- Implied Fair Value (per share): $58.00
*Fair value is subjective. I used a formula called liability-adjusted cash flow yield as the basis for an estimate:
5-Year Avg. Free Cash Flow / ((Outstanding Shares x Per Share Price) + (Liabilities - Cash))
Basically, this formula tells you what kind of return you might expect if you bought an entire company outright. People buy companies, or shares of companies, because they expect a better return than that offered by bank deposits or government bonds. That's called a risk premium: When you take a risk, you want more in return.
In the examples above, the implied fair value is what a stock would have to sell for (per share) in order to give you an ownership yield that is 150% of what a 10-year U.S. government bond pays (1.85% at the time of this writing).
I believe in the math above, but you need to find a valuation method that makes sense for you. Like Warren Buffett said, "Beware of geeks bearing formulas."
Disclosure: I am/we are long LANC, HAS, BCR, BDX, WDFC, JJSF, ENR, MATW, ITW, CHD, EPC, HI, PG.

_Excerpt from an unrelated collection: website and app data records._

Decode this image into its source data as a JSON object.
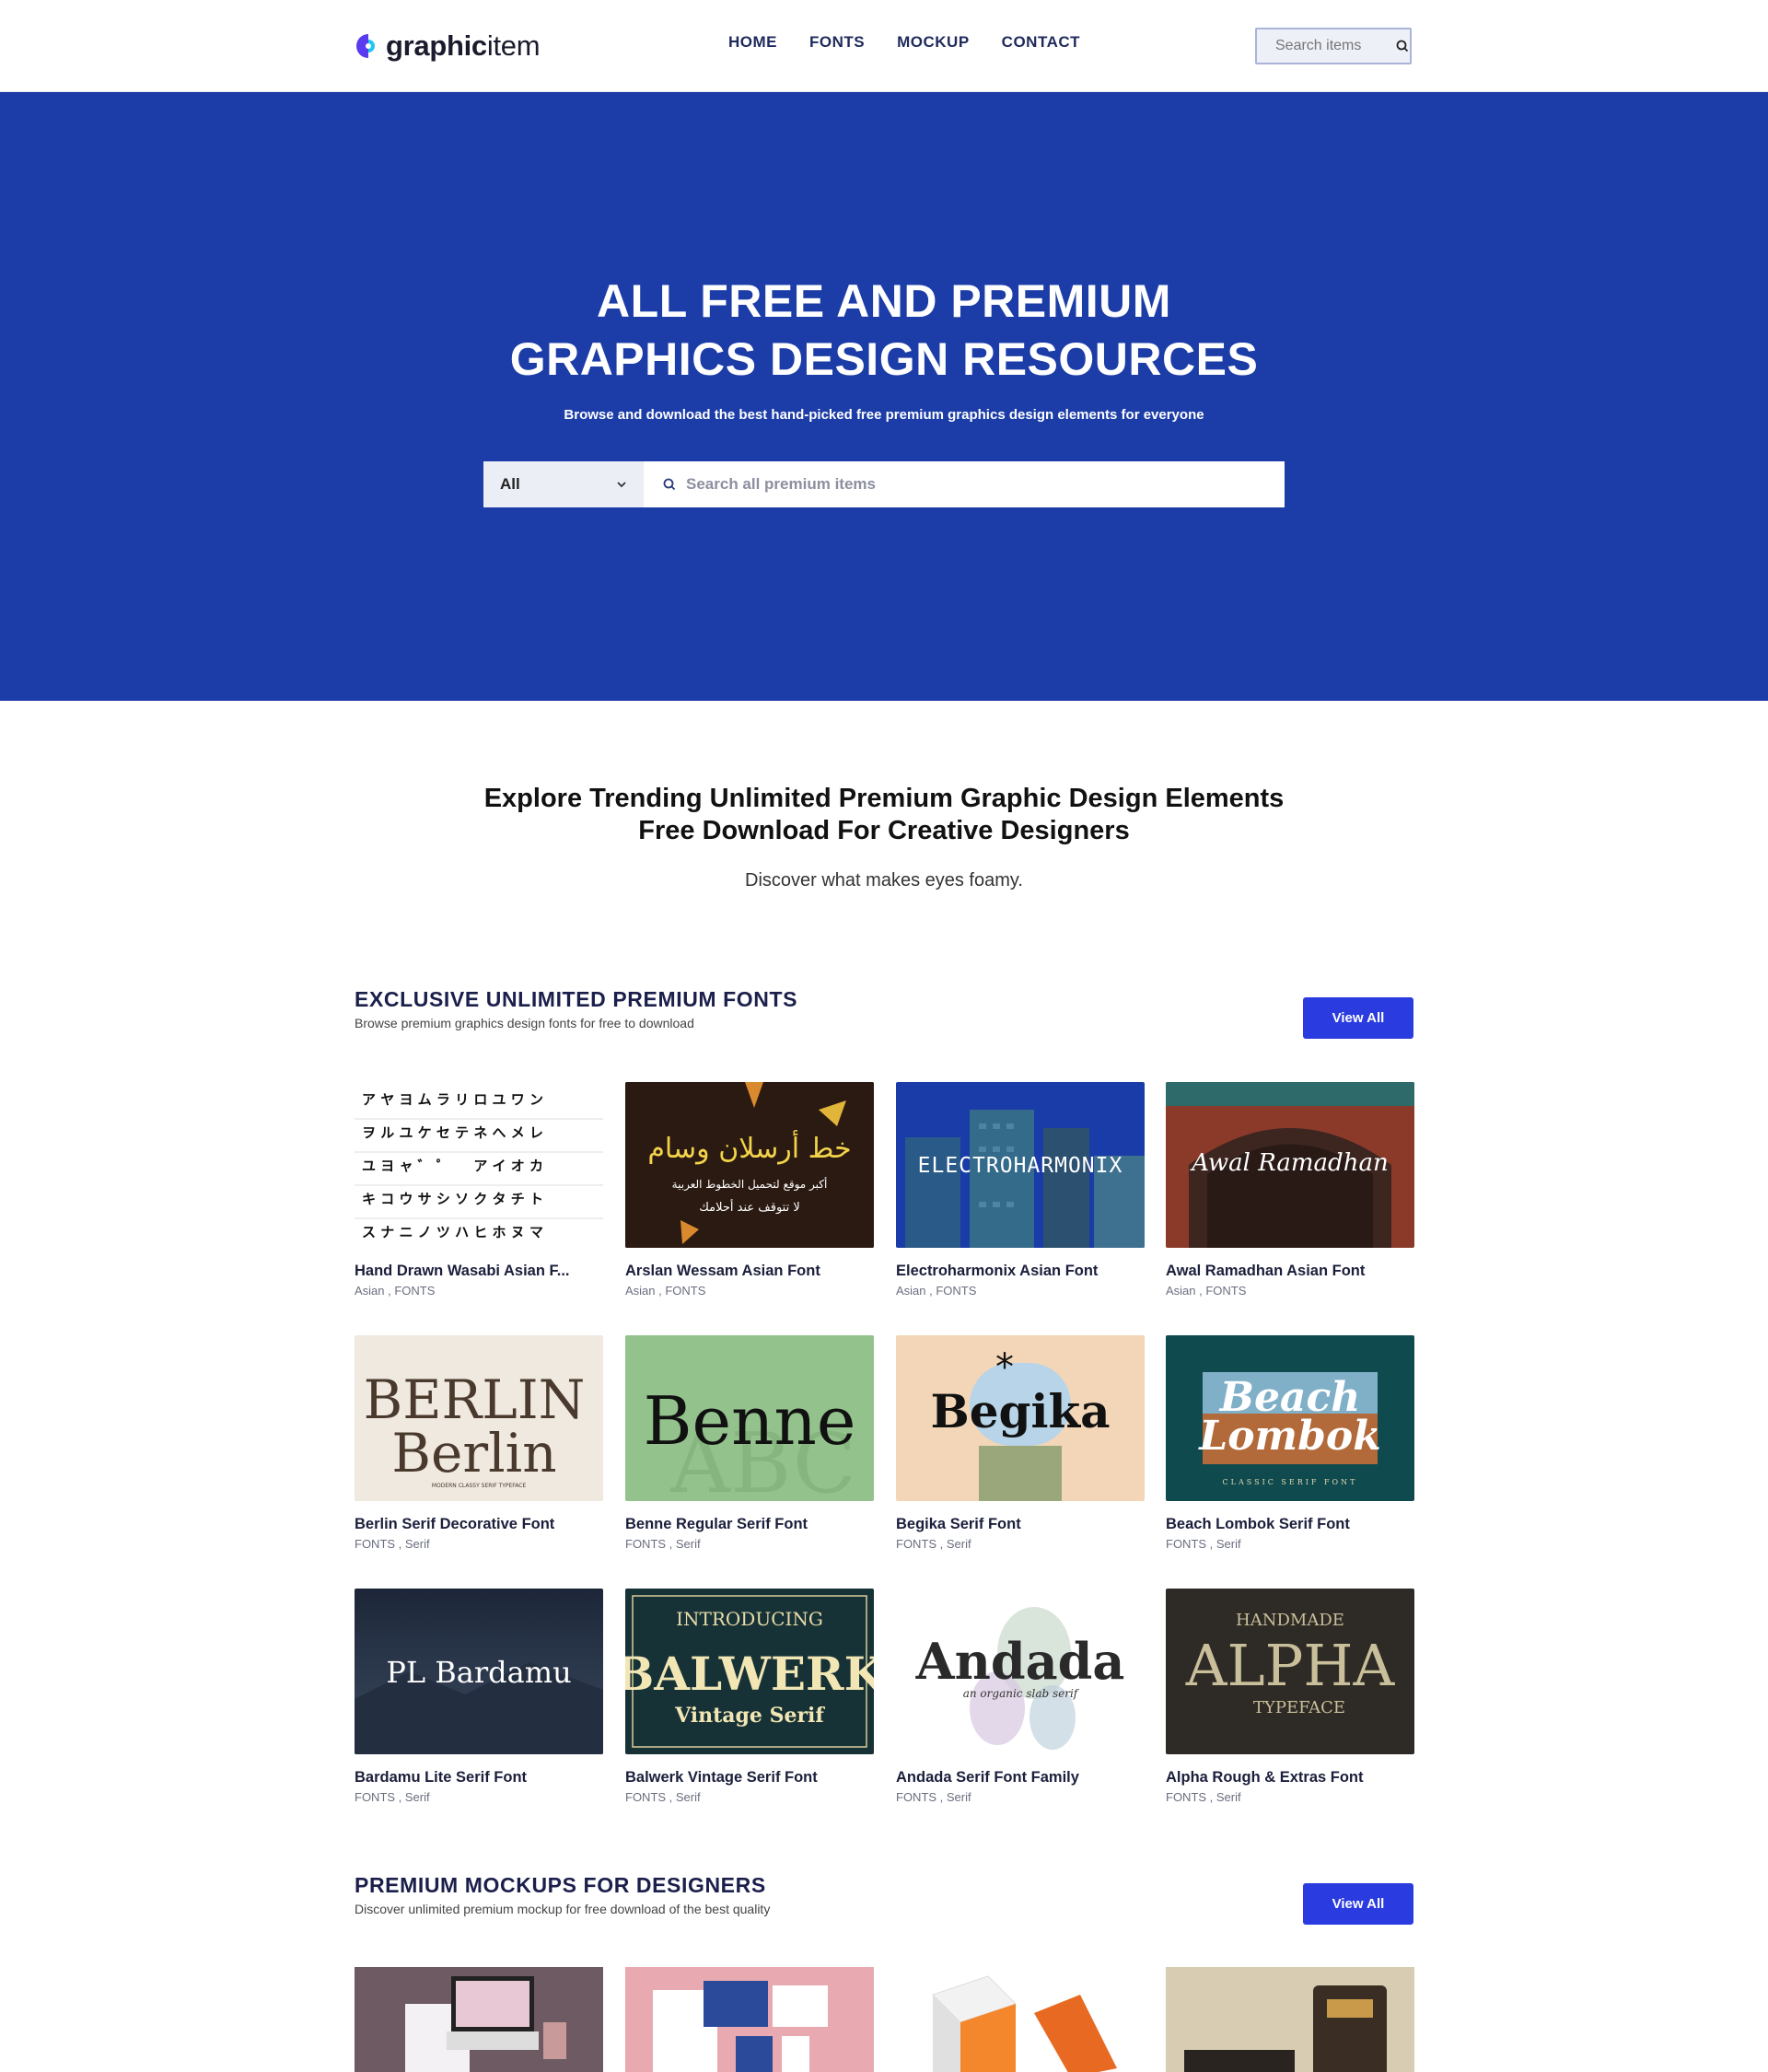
{
  "header": {
    "logo_bold": "graphic",
    "logo_light": "item",
    "nav": [
      "HOME",
      "FONTS",
      "MOCKUP",
      "CONTACT"
    ],
    "search_placeholder": "Search items"
  },
  "hero": {
    "title_line1": "ALL FREE AND PREMIUM",
    "title_line2": "GRAPHICS DESIGN RESOURCES",
    "subtitle": "Browse and download the best hand-picked free premium graphics design elements for everyone",
    "select_value": "All",
    "search_placeholder": "Search all premium items"
  },
  "intro": {
    "title_line1": "Explore Trending Unlimited Premium Graphic Design Elements",
    "title_line2": "Free Download For Creative Designers",
    "subtitle": "Discover what makes eyes foamy."
  },
  "fonts_section": {
    "title": "EXCLUSIVE UNLIMITED PREMIUM FONTS",
    "subtitle": "Browse premium graphics design fonts for free to download",
    "view_all": "View All",
    "items": [
      {
        "title": "Hand Drawn Wasabi Asian F...",
        "cats": "Asian , FONTS",
        "thumb_text": "ア ヤ ヨ ム ラ リ ロ ユ ワ ン"
      },
      {
        "title": "Arslan Wessam Asian Font",
        "cats": "Asian , FONTS",
        "thumb_text": "خط أرسلان وسام"
      },
      {
        "title": "Electroharmonix Asian Font",
        "cats": "Asian , FONTS",
        "thumb_text": "ELECTROHARMONIX"
      },
      {
        "title": "Awal Ramadhan Asian Font",
        "cats": "Asian , FONTS",
        "thumb_text": "Awal Ramadhan"
      },
      {
        "title": "Berlin Serif Decorative Font",
        "cats": "FONTS , Serif",
        "thumb_text": "BERLIN"
      },
      {
        "title": "Benne Regular Serif Font",
        "cats": "FONTS , Serif",
        "thumb_text": "Benne"
      },
      {
        "title": "Begika Serif Font",
        "cats": "FONTS , Serif",
        "thumb_text": "Begika"
      },
      {
        "title": "Beach Lombok Serif Font",
        "cats": "FONTS , Serif",
        "thumb_text": "Beach"
      },
      {
        "title": "Bardamu Lite Serif Font",
        "cats": "FONTS , Serif",
        "thumb_text": "PL Bardamu"
      },
      {
        "title": "Balwerk Vintage Serif Font",
        "cats": "FONTS , Serif",
        "thumb_text": "BALWERK"
      },
      {
        "title": "Andada Serif Font Family",
        "cats": "FONTS , Serif",
        "thumb_text": "Andada"
      },
      {
        "title": "Alpha Rough & Extras Font",
        "cats": "FONTS , Serif",
        "thumb_text": "ALPHA"
      }
    ]
  },
  "mockups_section": {
    "title": "PREMIUM MOCKUPS FOR DESIGNERS",
    "subtitle": "Discover unlimited premium mockup for free download of the best quality",
    "view_all": "View All"
  },
  "colors": {
    "hero_bg": "#1c3da7",
    "button_bg": "#2a3be0",
    "heading": "#1b1f4b"
  }
}
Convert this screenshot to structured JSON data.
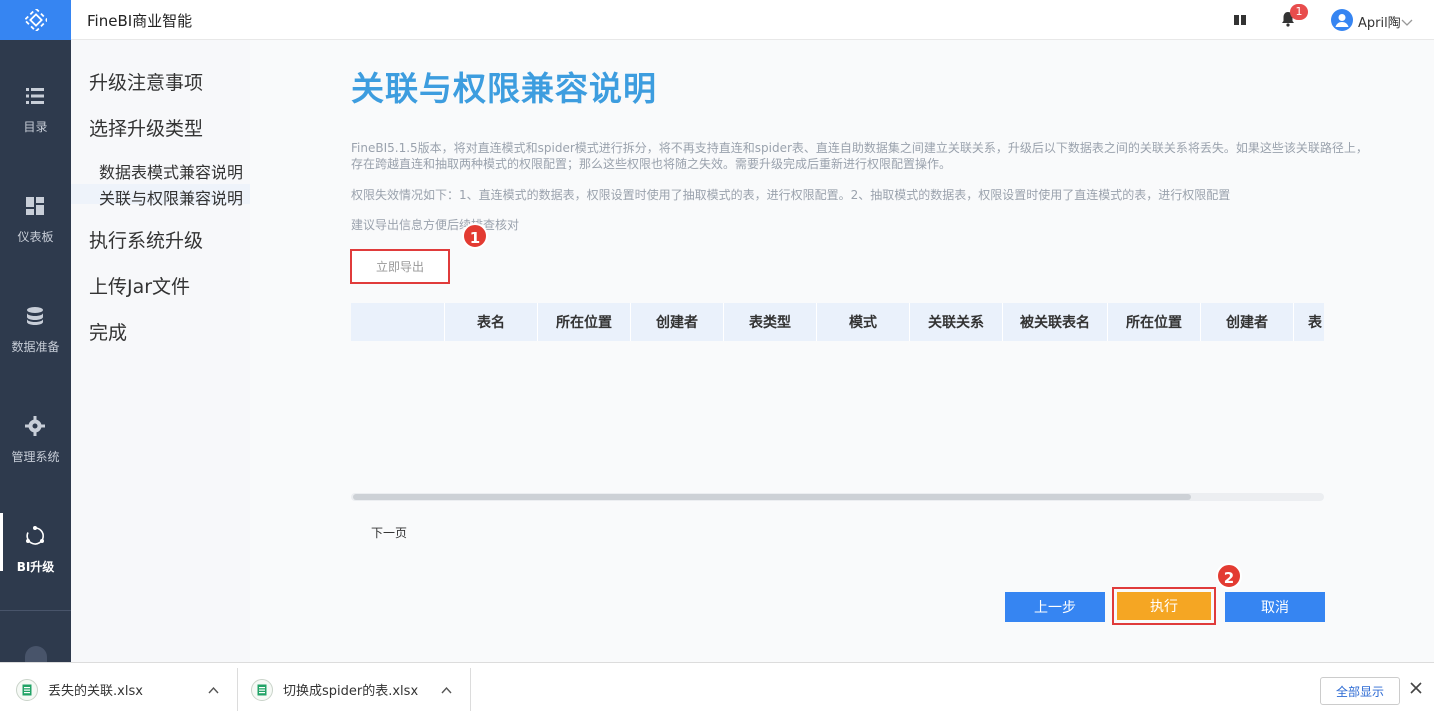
{
  "app": {
    "title": "FineBI商业智能"
  },
  "header": {
    "notification_count": "1",
    "user_name": "April陶"
  },
  "nav": {
    "items": [
      {
        "label": "目录",
        "icon": "list-icon"
      },
      {
        "label": "仪表板",
        "icon": "dashboard-icon"
      },
      {
        "label": "数据准备",
        "icon": "database-icon"
      },
      {
        "label": "管理系统",
        "icon": "gear-icon"
      },
      {
        "label": "BI升级",
        "icon": "upgrade-icon",
        "active": true
      }
    ]
  },
  "steps": {
    "s1": "升级注意事项",
    "s2": "选择升级类型",
    "s2a": "数据表模式兼容说明",
    "s2b": "关联与权限兼容说明",
    "s3": "执行系统升级",
    "s4": "上传Jar文件",
    "s5": "完成"
  },
  "main": {
    "heading": "关联与权限兼容说明",
    "para1": "FineBI5.1.5版本，将对直连模式和spider模式进行拆分，将不再支持直连和spider表、直连自助数据集之间建立关联关系，升级后以下数据表之间的关联关系将丢失。如果这些该关联路径上，存在跨越直连和抽取两种模式的权限配置；那么这些权限也将随之失效。需要升级完成后重新进行权限配置操作。",
    "para2": "权限失效情况如下：1、直连模式的数据表，权限设置时使用了抽取模式的表，进行权限配置。2、抽取模式的数据表，权限设置时使用了直连模式的表，进行权限配置",
    "para3": "建议导出信息方便后续排查核对",
    "export_button": "立即导出",
    "marker1": "1",
    "marker2": "2",
    "table_columns": [
      "",
      "表名",
      "所在位置",
      "创建者",
      "表类型",
      "模式",
      "关联关系",
      "被关联表名",
      "所在位置",
      "创建者",
      "表"
    ],
    "next_page": "下一页",
    "prev_button": "上一步",
    "execute_button": "执行",
    "cancel_button": "取消"
  },
  "downloads": {
    "file1": "丢失的关联.xlsx",
    "file2": "切换成spider的表.xlsx",
    "show_all": "全部显示"
  }
}
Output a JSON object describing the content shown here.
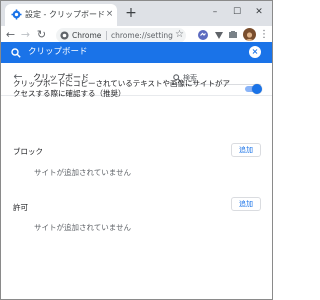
{
  "tab": {
    "title": "設定 - クリップボード",
    "close": "×"
  },
  "newtab": "+",
  "window_controls": {
    "minimize": "–",
    "maximize": "☐",
    "close": "✕"
  },
  "omnibox": {
    "scheme_label": "Chrome",
    "url": "chrome://settings/co..."
  },
  "settings_header": {
    "search_value": "クリップボード",
    "clear": "×"
  },
  "page": {
    "title": "クリップボード",
    "search_placeholder": "検索",
    "setting_description": "クリップボードにコピーされているテキストや画像にサイトがアクセスする際に確認する（推奨）",
    "toggle_on": true
  },
  "block": {
    "label": "ブロック",
    "add_button": "追加",
    "empty": "サイトが追加されていません"
  },
  "allow": {
    "label": "許可",
    "add_button": "追加",
    "empty": "サイトが追加されていません"
  },
  "colors": {
    "accent": "#1a73e8",
    "toggle_track": "#8ab4f8",
    "tab_strip": "#dee1e6"
  },
  "icons": [
    "settings-gear-icon",
    "back-icon",
    "forward-icon",
    "reload-icon",
    "chrome-site-icon",
    "star-icon",
    "extension-icon",
    "avatar",
    "menu-icon",
    "search-icon",
    "close-icon"
  ]
}
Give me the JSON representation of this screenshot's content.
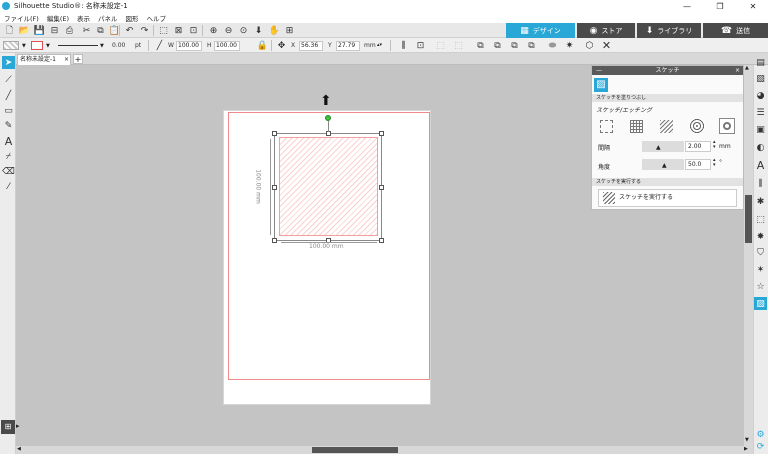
{
  "titlebar": {
    "title": "Silhouette Studio®: 名称未設定-1",
    "minimize": "—",
    "maximize": "❐",
    "close": "✕"
  },
  "menu": [
    "ファイル(F)",
    "編集(E)",
    "表示",
    "パネル",
    "図形",
    "ヘルプ"
  ],
  "nav_tabs": {
    "design": "デザイン",
    "store": "ストア",
    "library": "ライブラリ",
    "send": "送信"
  },
  "toolbar2": {
    "line_width": "0.00",
    "line_unit": "pt",
    "w_label": "W",
    "w_value": "100.00",
    "h_label": "H",
    "h_value": "100.00",
    "x_label": "X",
    "x_value": "56.36",
    "y_label": "Y",
    "y_value": "27.79",
    "unit": "mm"
  },
  "doc_tab": {
    "name": "名称未設定-1",
    "close": "×",
    "add": "+"
  },
  "dimensions": {
    "width": "100.00 mm",
    "height": "100.00 mm"
  },
  "sketch_panel": {
    "header": "スケッチ",
    "section1": "スケッチを塗りつぶし",
    "subtitle": "スケッチ/エッチング",
    "spacing_label": "間隔",
    "spacing_value": "2.00",
    "spacing_unit": "mm",
    "angle_label": "角度",
    "angle_value": "50.0",
    "angle_unit": "°",
    "section2": "スケッチを実行する",
    "run_button": "スケッチを実行する"
  },
  "colors": {
    "accent": "#29a8d8",
    "cut_line": "#f08a8a",
    "nav_active": "#29a8d8"
  }
}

I wrote this article myself, and it expresses my own opinions. I am not receiving compensation for it (other than from Seeking Alpha). I have no business relationship with any company whose stock is mentioned in this article.